**ASSIGNMENT:** After counting the lines below that hold the word "building", reply with the count and nothing else.
***** EXCERPTED RECORDS *****
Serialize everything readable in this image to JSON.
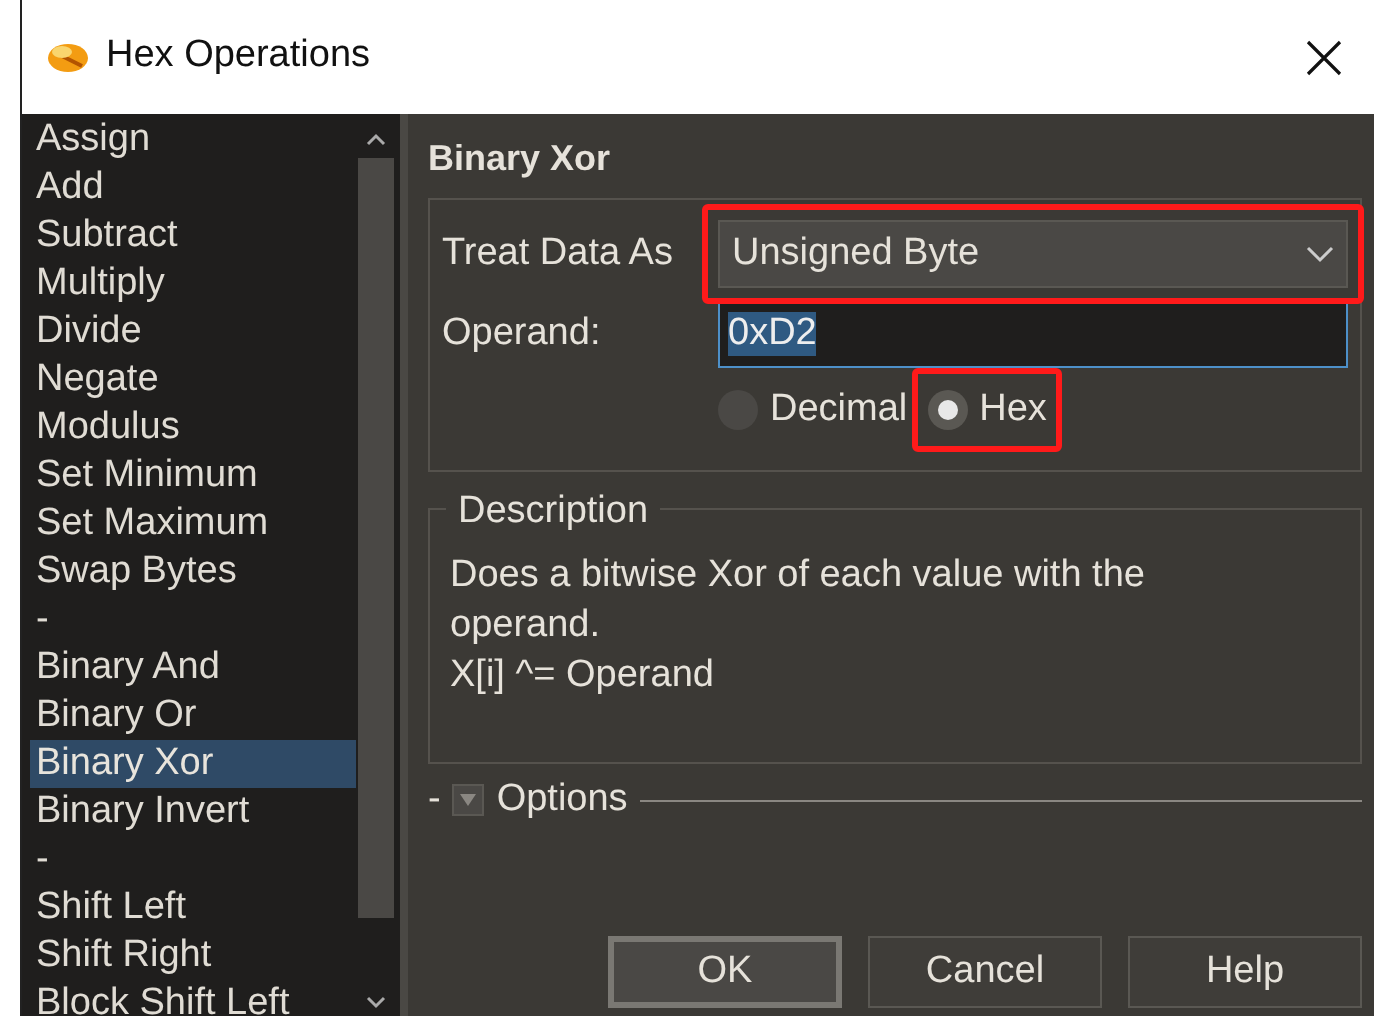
{
  "window": {
    "title": "Hex Operations"
  },
  "operations": [
    {
      "label": "Assign",
      "selected": false
    },
    {
      "label": "Add",
      "selected": false
    },
    {
      "label": "Subtract",
      "selected": false
    },
    {
      "label": "Multiply",
      "selected": false
    },
    {
      "label": "Divide",
      "selected": false
    },
    {
      "label": "Negate",
      "selected": false
    },
    {
      "label": "Modulus",
      "selected": false
    },
    {
      "label": "Set Minimum",
      "selected": false
    },
    {
      "label": "Set Maximum",
      "selected": false
    },
    {
      "label": "Swap Bytes",
      "selected": false
    },
    {
      "label": "-",
      "selected": false
    },
    {
      "label": "Binary And",
      "selected": false
    },
    {
      "label": "Binary Or",
      "selected": false
    },
    {
      "label": "Binary Xor",
      "selected": true
    },
    {
      "label": "Binary Invert",
      "selected": false
    },
    {
      "label": "-",
      "selected": false
    },
    {
      "label": "Shift Left",
      "selected": false
    },
    {
      "label": "Shift Right",
      "selected": false
    },
    {
      "label": "Block Shift Left",
      "selected": false
    }
  ],
  "panel": {
    "title": "Binary Xor",
    "treat_data_as": {
      "label": "Treat Data As",
      "value": "Unsigned Byte",
      "highlighted": true
    },
    "operand": {
      "label": "Operand:",
      "value": "0xD2"
    },
    "formats": [
      {
        "label": "Decimal",
        "selected": false
      },
      {
        "label": "Hex",
        "selected": true,
        "highlighted": true
      }
    ],
    "description": {
      "title": "Description",
      "lines": [
        "Does a bitwise Xor of each value with the operand.",
        "X[i] ^= Operand"
      ]
    },
    "options": {
      "prefix": "-",
      "label": "Options",
      "expanded": false
    }
  },
  "buttons": [
    "OK",
    "Cancel",
    "Help"
  ]
}
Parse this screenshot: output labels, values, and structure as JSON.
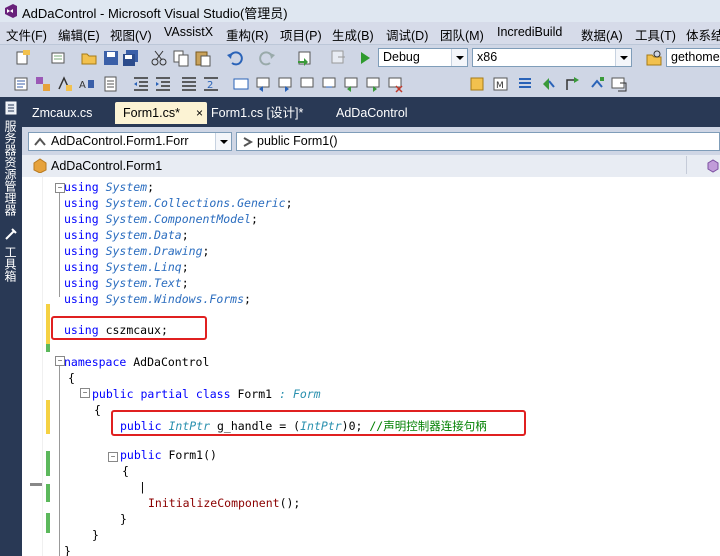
{
  "window": {
    "title": "AdDaControl - Microsoft Visual Studio(管理员)"
  },
  "menu": [
    {
      "label": "文件(F)"
    },
    {
      "label": "编辑(E)"
    },
    {
      "label": "视图(V)"
    },
    {
      "label": "VAssistX"
    },
    {
      "label": "重构(R)"
    },
    {
      "label": "项目(P)"
    },
    {
      "label": "生成(B)"
    },
    {
      "label": "调试(D)"
    },
    {
      "label": "团队(M)"
    },
    {
      "label": "IncrediBuild"
    },
    {
      "label": "数据(A)"
    },
    {
      "label": "工具(T)"
    },
    {
      "label": "体系结"
    }
  ],
  "toolbar": {
    "config": "Debug",
    "platform": "x86",
    "find_text": "gethome"
  },
  "side_panels": {
    "server_explorer": "服务器资源管理器",
    "toolbox": "工具箱"
  },
  "tabs": [
    {
      "label": "Zmcaux.cs"
    },
    {
      "label": "Form1.cs*",
      "close": "×"
    },
    {
      "label": "Form1.cs [设计]*"
    },
    {
      "label": "AdDaControl"
    }
  ],
  "navbar": {
    "type_combo": "AdDaControl.Form1.Forr",
    "member_combo": "public Form1()"
  },
  "classbar": {
    "label": "AdDaControl.Form1"
  },
  "code": {
    "l1": [
      "using",
      "System",
      ";"
    ],
    "l2": [
      "using",
      "System.Collections.Generic",
      ";"
    ],
    "l3": [
      "using",
      "System.ComponentModel",
      ";"
    ],
    "l4": [
      "using",
      "System.Data",
      ";"
    ],
    "l5": [
      "using",
      "System.Drawing",
      ";"
    ],
    "l6": [
      "using",
      "System.Linq",
      ";"
    ],
    "l7": [
      "using",
      "System.Text",
      ";"
    ],
    "l8": [
      "using",
      "System.Windows.Forms",
      ";"
    ],
    "l9": [
      "using",
      "cszmcaux",
      ";"
    ],
    "l10": [
      "namespace",
      "AdDaControl"
    ],
    "l11": "{",
    "l12": [
      "public",
      "partial",
      "class",
      "Form1",
      ":",
      "Form"
    ],
    "l13": "{",
    "l14": [
      "public",
      "IntPtr",
      "g_handle =",
      "(",
      "IntPtr",
      ")0;",
      "//声明控制器连接句柄"
    ],
    "l15": [
      "public",
      "Form1",
      "()"
    ],
    "l16": "{",
    "l17": "|",
    "l18": [
      "InitializeComponent",
      "();"
    ],
    "l19": "}",
    "l20": "}",
    "l21": "}"
  }
}
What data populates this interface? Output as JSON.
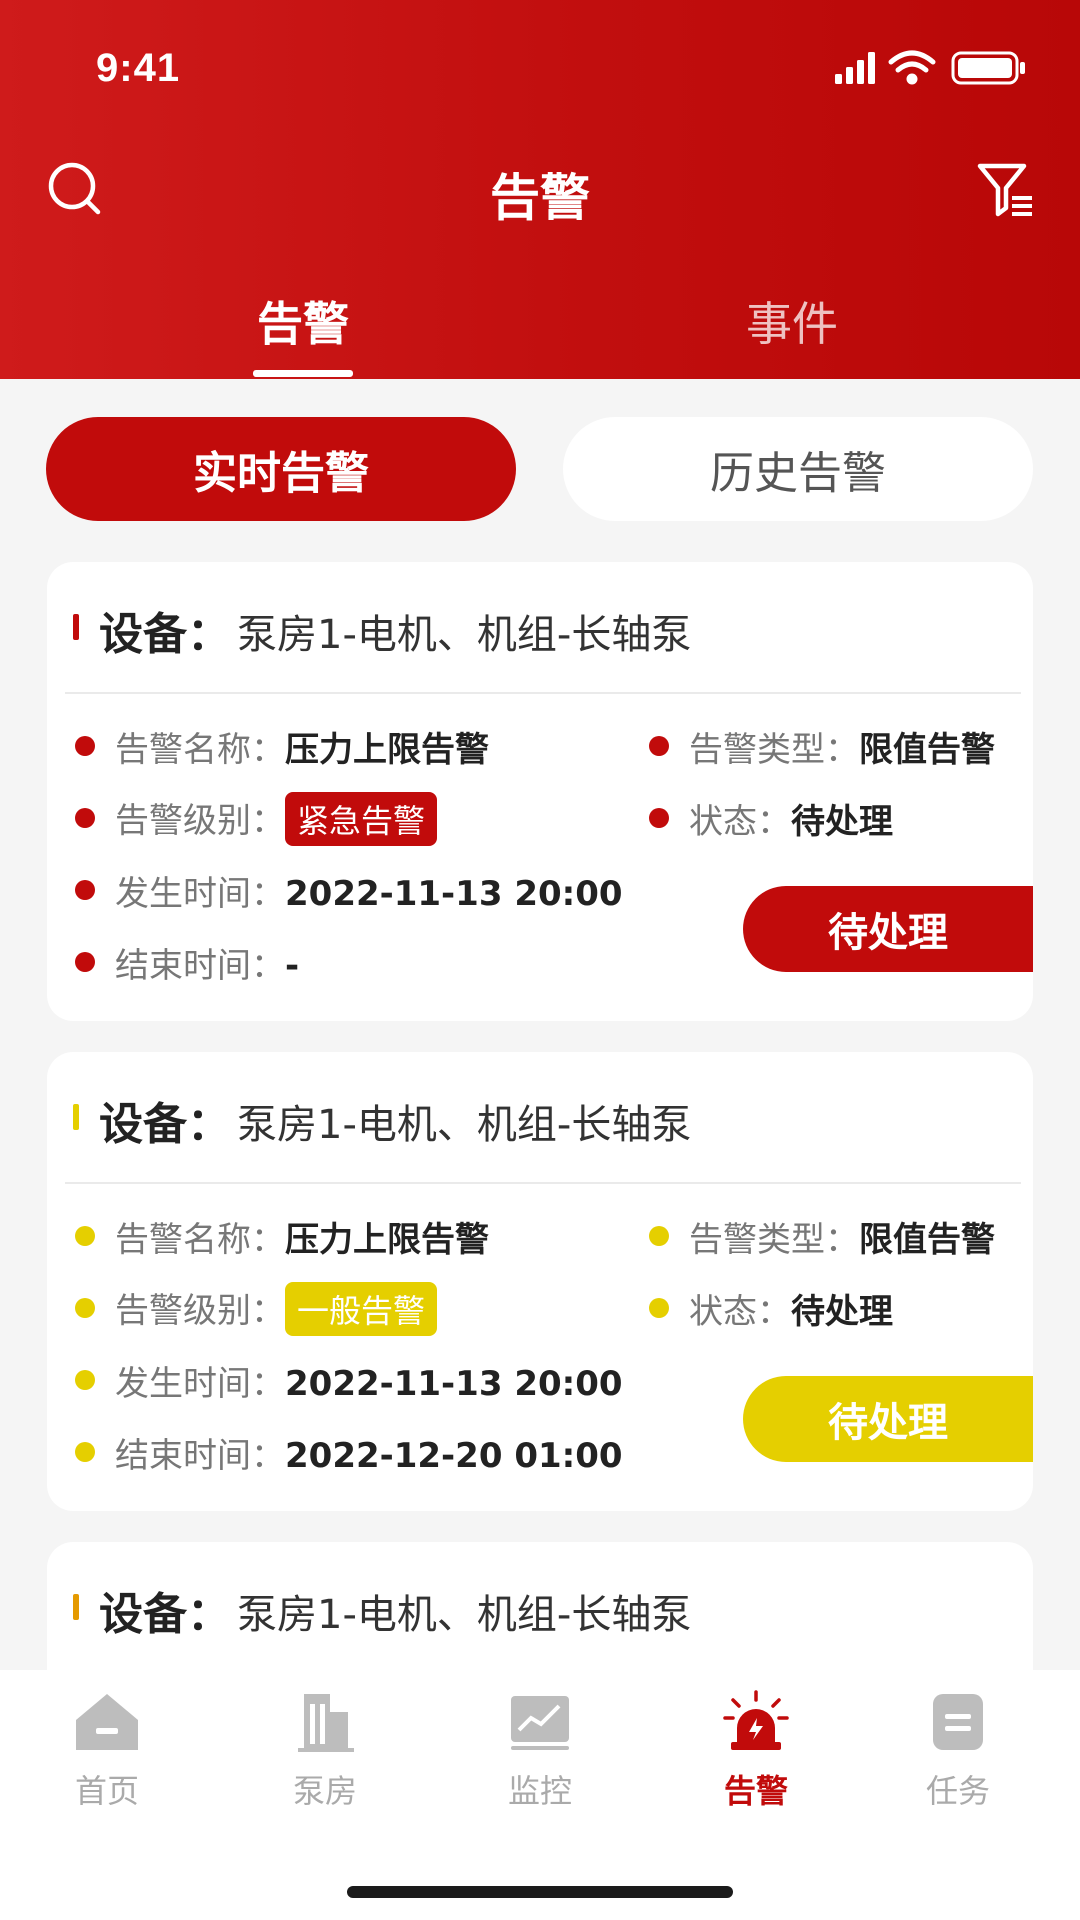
{
  "status_bar": {
    "time": "9:41"
  },
  "header": {
    "title": "告警",
    "search_icon": "search-icon",
    "filter_icon": "filter-icon"
  },
  "tabs": [
    {
      "label": "告警",
      "active": true
    },
    {
      "label": "事件",
      "active": false
    }
  ],
  "segment": {
    "realtime": "实时告警",
    "history": "历史告警"
  },
  "labels": {
    "device": "设备：",
    "alarm_name": "告警名称：",
    "alarm_type": "告警类型：",
    "alarm_level": "告警级别：",
    "status": "状态：",
    "start_time": "发生时间：",
    "end_time": "结束时间："
  },
  "cards": [
    {
      "device": "泵房1-电机、机组-长轴泵",
      "alarm_name": "压力上限告警",
      "alarm_type": "限值告警",
      "alarm_level": "紧急告警",
      "status": "待处理",
      "start_time": "2022-11-13  20:00",
      "end_time": "-",
      "action": "待处理",
      "color": "#c10b0b"
    },
    {
      "device": "泵房1-电机、机组-长轴泵",
      "alarm_name": "压力上限告警",
      "alarm_type": "限值告警",
      "alarm_level": "一般告警",
      "status": "待处理",
      "start_time": "2022-11-13  20:00",
      "end_time": "2022-12-20  01:00",
      "action": "待处理",
      "color": "#e5cf00"
    },
    {
      "device": "泵房1-电机、机组-长轴泵",
      "color": "#e59a00"
    }
  ],
  "bottom_nav": [
    {
      "label": "首页",
      "icon": "home-icon",
      "active": false
    },
    {
      "label": "泵房",
      "icon": "building-icon",
      "active": false
    },
    {
      "label": "监控",
      "icon": "monitor-chart-icon",
      "active": false
    },
    {
      "label": "告警",
      "icon": "alarm-siren-icon",
      "active": true
    },
    {
      "label": "任务",
      "icon": "task-icon",
      "active": false
    }
  ],
  "colors": {
    "brand": "#c10b0b",
    "warning_yellow": "#e5cf00",
    "warning_orange": "#e59a00"
  }
}
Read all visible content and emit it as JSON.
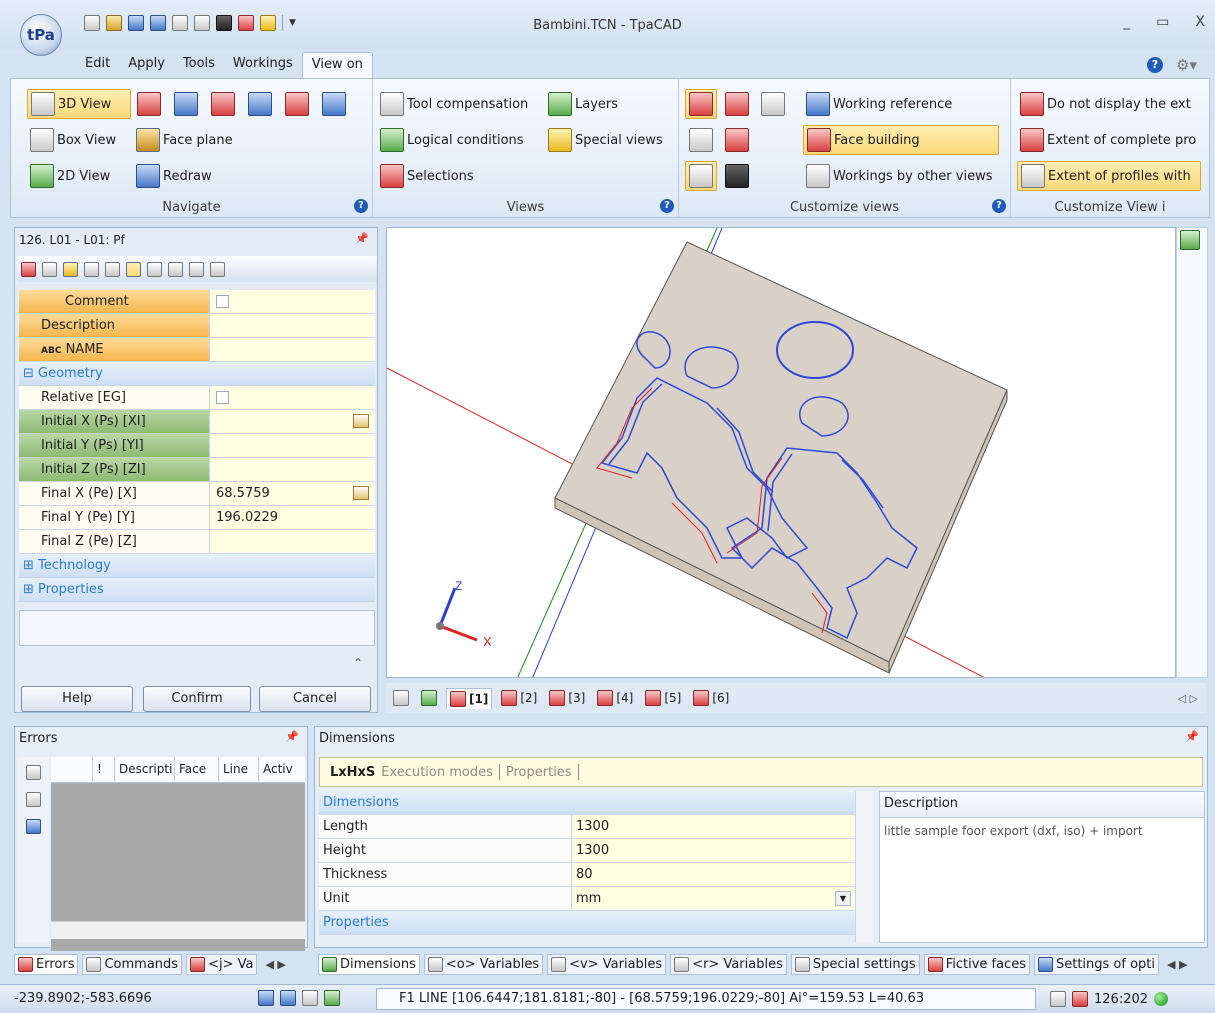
{
  "window": {
    "title": "Bambini.TCN - TpaCAD",
    "logo_text": "tPa",
    "controls": [
      "_",
      "▭",
      "X"
    ]
  },
  "ribbon_tabs": [
    {
      "label": "Edit"
    },
    {
      "label": "Apply"
    },
    {
      "label": "Tools"
    },
    {
      "label": "Workings"
    },
    {
      "label": "View on",
      "active": true
    }
  ],
  "ribbon": {
    "navigate": {
      "label": "Navigate",
      "view_3d": "3D View",
      "box_view": "Box View",
      "view_2d": "2D View",
      "face_plane": "Face plane",
      "redraw": "Redraw"
    },
    "views": {
      "label": "Views",
      "tool_compensation": "Tool compensation",
      "logical_conditions": "Logical conditions",
      "selections": "Selections",
      "layers": "Layers",
      "special_views": "Special views"
    },
    "customize_views": {
      "label": "Customize views",
      "working_reference": "Working reference",
      "face_building": "Face building",
      "workings_by_other_views": "Workings by other views"
    },
    "customize_view_i": {
      "label": "Customize View i",
      "do_not_display": "Do not display the ext",
      "extent_complete": "Extent of complete pro",
      "extent_profiles": "Extent of profiles with"
    }
  },
  "property_panel": {
    "title": "126. L01 - L01: Pf",
    "rows": [
      {
        "name": "Comment",
        "value": "",
        "kind": "checkbox",
        "style": "orange",
        "icon": true
      },
      {
        "name": "Description",
        "value": "",
        "style": "orange"
      },
      {
        "name": "NAME",
        "value": "",
        "style": "orange",
        "prefix": "ABC"
      },
      {
        "category": "Geometry"
      },
      {
        "name": "Relative [EG]",
        "value": "",
        "kind": "checkbox",
        "style": "white"
      },
      {
        "name": "Initial X (Ps) [XI]",
        "value": "",
        "style": "green",
        "edit": true
      },
      {
        "name": "Initial Y (Ps) [YI]",
        "value": "",
        "style": "green"
      },
      {
        "name": "Initial Z (Ps) [ZI]",
        "value": "",
        "style": "green"
      },
      {
        "name": "Final X (Pe) [X]",
        "value": "68.5759",
        "style": "white",
        "edit": true
      },
      {
        "name": "Final Y (Pe) [Y]",
        "value": "196.0229",
        "style": "white"
      },
      {
        "name": "Final Z (Pe) [Z]",
        "value": "",
        "style": "white"
      },
      {
        "category": "Technology"
      },
      {
        "category": "Properties"
      }
    ],
    "buttons": {
      "help": "Help",
      "confirm": "Confirm",
      "cancel": "Cancel"
    }
  },
  "views_tabs": [
    "[1]",
    "[2]",
    "[3]",
    "[4]",
    "[5]",
    "[6]"
  ],
  "errors_panel": {
    "title": "Errors",
    "columns": [
      "!",
      "Descripti",
      "Face",
      "Line",
      "Activ"
    ]
  },
  "dimensions_panel": {
    "title": "Dimensions",
    "tabs": [
      {
        "label": "LxHxS",
        "active": true
      },
      {
        "label": "Execution modes"
      },
      {
        "label": "Properties"
      }
    ],
    "section": "Dimensions",
    "rows": [
      {
        "name": "Length",
        "value": "1300"
      },
      {
        "name": "Height",
        "value": "1300"
      },
      {
        "name": "Thickness",
        "value": "80"
      },
      {
        "name": "Unit",
        "value": "mm",
        "dropdown": true
      }
    ],
    "section2": "Properties",
    "description_header": "Description",
    "description_text": "little sample foor export (dxf, iso) + import"
  },
  "bottom_tabs_left": [
    "Errors",
    "Commands",
    "<j> Va"
  ],
  "bottom_tabs_right": [
    "Dimensions",
    "<o> Variables",
    "<v> Variables",
    "<r> Variables",
    "Special settings",
    "Fictive faces",
    "Settings of opti"
  ],
  "status": {
    "coords": "-239.8902;-583.6696",
    "line": "F1 LINE [106.6447;181.8181;-80] - [68.5759;196.0229;-80] Ai°=159.53 L=40.63",
    "counter": "126:202"
  },
  "viewport": {
    "panel_color": "#d9d1c8",
    "edge_color": "#cfc4b6",
    "profile_blue": "#2e48d8",
    "profile_red": "#e02020",
    "axis_red": "#e02424",
    "axis_green": "#1a8a1a",
    "axis_blue": "#2a3fd0",
    "axis_x_label": "X",
    "axis_z_label": "Z"
  }
}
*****
**ANSWER TO THIS EXERCISE:** 2